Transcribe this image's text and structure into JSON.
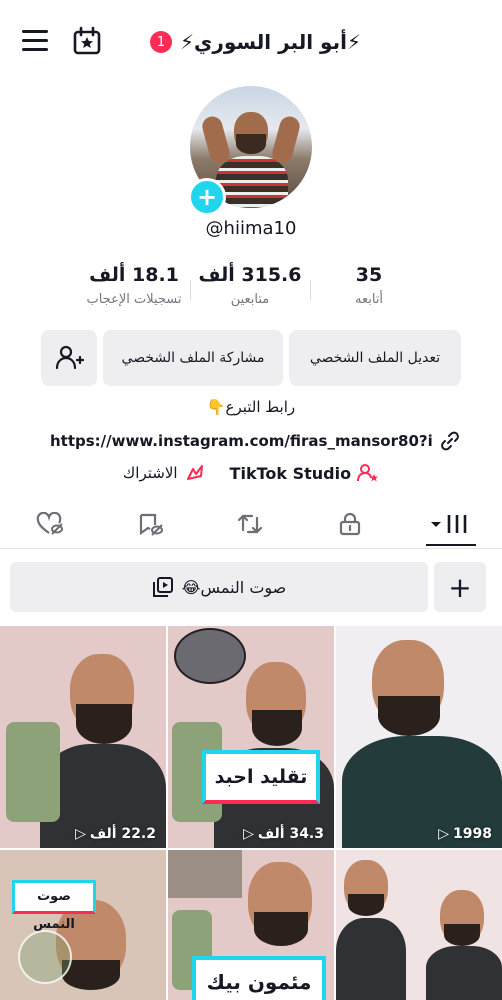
{
  "header": {
    "title": "⚡أبو البر السوري⚡",
    "notification_count": "1",
    "icons": [
      "menu-icon",
      "calendar-star-icon"
    ]
  },
  "profile": {
    "handle": "@hiima10",
    "stats": [
      {
        "value": "18.1 ألف",
        "label": "تسجيلات الإعجاب"
      },
      {
        "value": "315.6 ألف",
        "label": "متابعين"
      },
      {
        "value": "35",
        "label": "أتابعه"
      }
    ],
    "buttons": {
      "edit": "تعديل الملف الشخصي",
      "share": "مشاركة الملف الشخصي"
    },
    "bio": "رابط التبرع👇",
    "link": "https://www.instagram.com/firas_mansor80?ig...",
    "studio": "TikTok Studio",
    "subscribe": "الاشتراك"
  },
  "collection": {
    "chip_label": "صوت النمس😂"
  },
  "videos": [
    {
      "views": "22.2 ألف"
    },
    {
      "views": "34.3 ألف",
      "overlay": "تقليد احبد"
    },
    {
      "views": "1998"
    },
    {
      "overlay": "صوت النمس"
    },
    {
      "overlay": "مئمون بيك"
    },
    {}
  ],
  "colors": {
    "accent": "#fe2c55",
    "avatar_plus": "#20d5ec",
    "button_bg": "#eeeef0"
  }
}
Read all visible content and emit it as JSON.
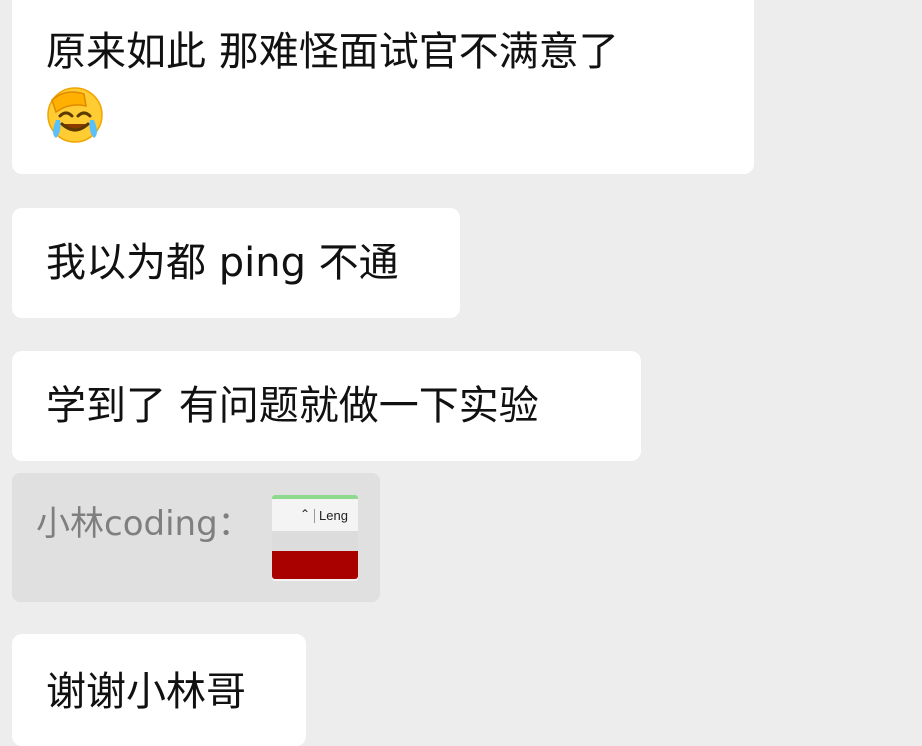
{
  "messages": [
    {
      "text": "原来如此 那难怪面试官不满意了",
      "emoji": "face-palm-tears-emoji"
    },
    {
      "text": "我以为都 ping 不通"
    },
    {
      "text": "学到了 有问题就做一下实验"
    },
    {
      "text": "谢谢小林哥"
    }
  ],
  "quoted": {
    "sender": "小林coding：",
    "thumbnail_label": "Leng"
  },
  "colors": {
    "background": "#ededed",
    "bubble": "#ffffff",
    "quote_bg": "#e0e0e0",
    "thumb_red": "#a90000"
  }
}
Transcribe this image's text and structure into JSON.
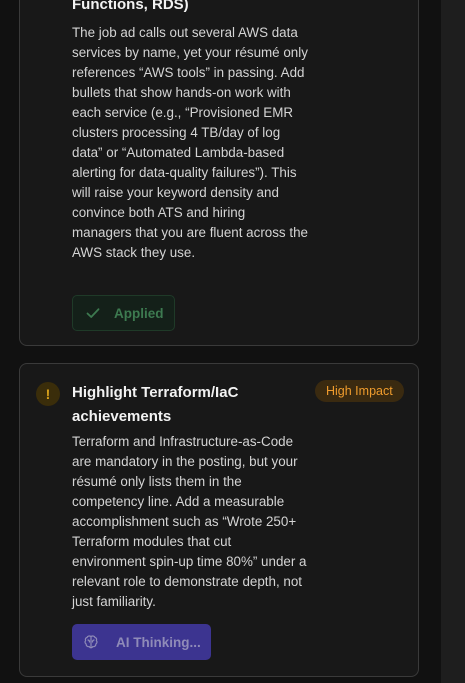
{
  "cards": [
    {
      "title": "Functions, RDS)",
      "body": "The job ad calls out several AWS data services by name, yet your résumé only references “AWS tools” in passing. Add bullets that show hands-on work with each service (e.g., “Provisioned EMR clusters processing 4 TB/day of log data” or “Automated Lambda-based alerting for data-quality failures”). This will raise your keyword density and convince both ATS and hiring managers that you are fluent across the AWS stack they use.",
      "status_button": {
        "label": "Applied",
        "icon": "check-icon"
      }
    },
    {
      "icon": "warning-icon",
      "icon_glyph": "!",
      "title": "Highlight Terraform/IaC achievements",
      "badge": "High Impact",
      "body": "Terraform and Infrastructure-as-Code are mandatory in the posting, but your résumé only lists them in the competency line. Add a measurable accomplishment such as “Wrote 250+ Terraform modules that cut environment spin-up time 80%” under a relevant role to demonstrate depth, not just familiarity.",
      "action_button": {
        "label": "AI Thinking...",
        "icon": "brain-icon"
      }
    }
  ],
  "colors": {
    "background": "#111111",
    "card": "#181818",
    "applied_text": "#3d7a50",
    "warning": "#d9a21b",
    "badge_text": "#ef9c2d",
    "ai_button": "#3c3490"
  }
}
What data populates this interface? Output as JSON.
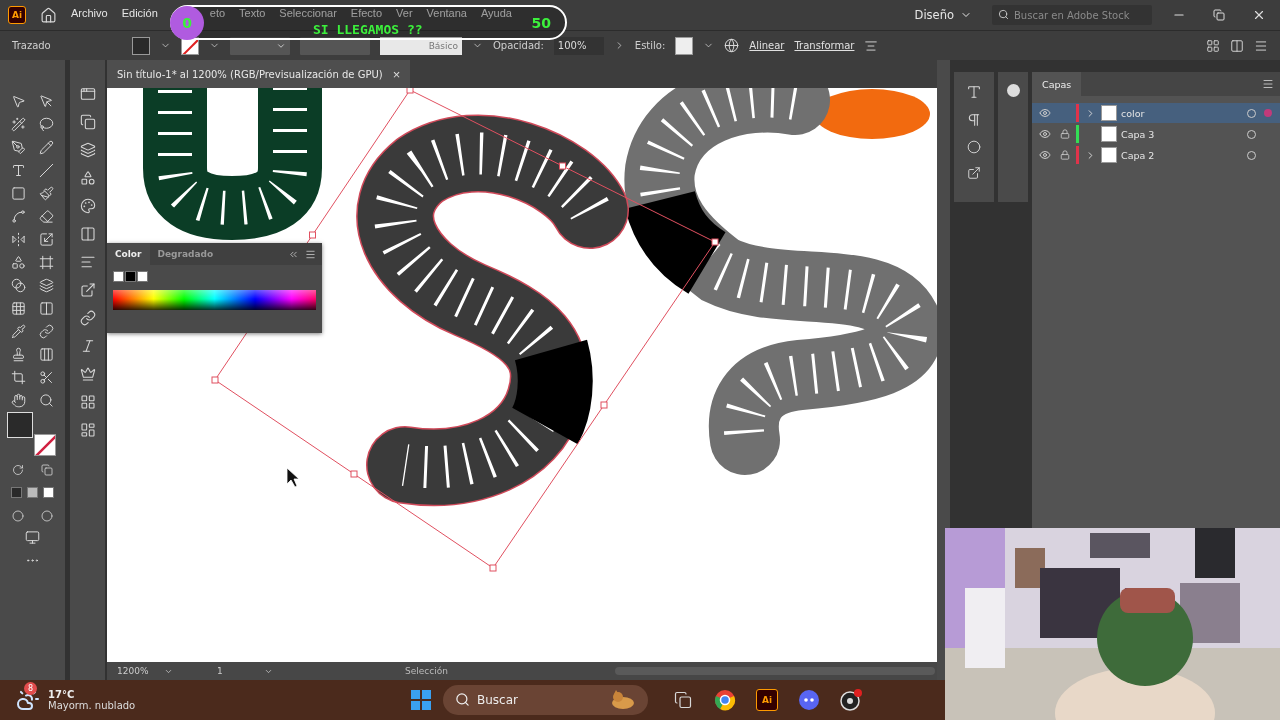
{
  "menu_bar": {
    "logo": "Ai",
    "items": [
      "Archivo",
      "Edición",
      "eto",
      "Texto",
      "Seleccionar",
      "Efecto",
      "Ver",
      "Ventana",
      "Ayuda"
    ],
    "workspace": "Diseño",
    "search": {
      "placeholder": "Buscar en Adobe Stock"
    }
  },
  "stream_overlay": {
    "count": "0",
    "text": "SI LLEGAMOS ??",
    "goal": "50"
  },
  "control_bar": {
    "selection_label": "Trazado",
    "stroke_profile": "Básico",
    "opacity_label": "Opacidad:",
    "opacity": "100%",
    "style_label": "Estilo:",
    "links": [
      "Alinear",
      "Transformar"
    ]
  },
  "document_tab": {
    "title": "Sin título-1* al 1200% (RGB/Previsualización de GPU)",
    "close": "×"
  },
  "color_panel": {
    "tabs": [
      {
        "label": "Color",
        "selected": true
      },
      {
        "label": "Degradado",
        "selected": false
      }
    ]
  },
  "layers_panel": {
    "tabs": [
      {
        "label": "Capas",
        "selected": true
      }
    ],
    "layers": [
      {
        "name": "color",
        "selected": true,
        "visible": true,
        "locked": false,
        "expandable": true,
        "color": "#e0334a"
      },
      {
        "name": "Capa 3",
        "selected": false,
        "visible": true,
        "locked": true,
        "expandable": false,
        "color": "#33dd55"
      },
      {
        "name": "Capa 2",
        "selected": false,
        "visible": true,
        "locked": true,
        "expandable": true,
        "color": "#e0334a"
      }
    ]
  },
  "status_bar": {
    "zoom": "1200%",
    "artboard": "1",
    "tool": "Selección"
  },
  "taskbar": {
    "weather": {
      "badge": "8",
      "temperature": "17°C",
      "condition": "Mayorm. nublado"
    },
    "search": {
      "placeholder": "Buscar"
    },
    "app_label": "Ai"
  }
}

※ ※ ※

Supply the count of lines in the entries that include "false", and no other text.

▸ **Exercise solution**:
5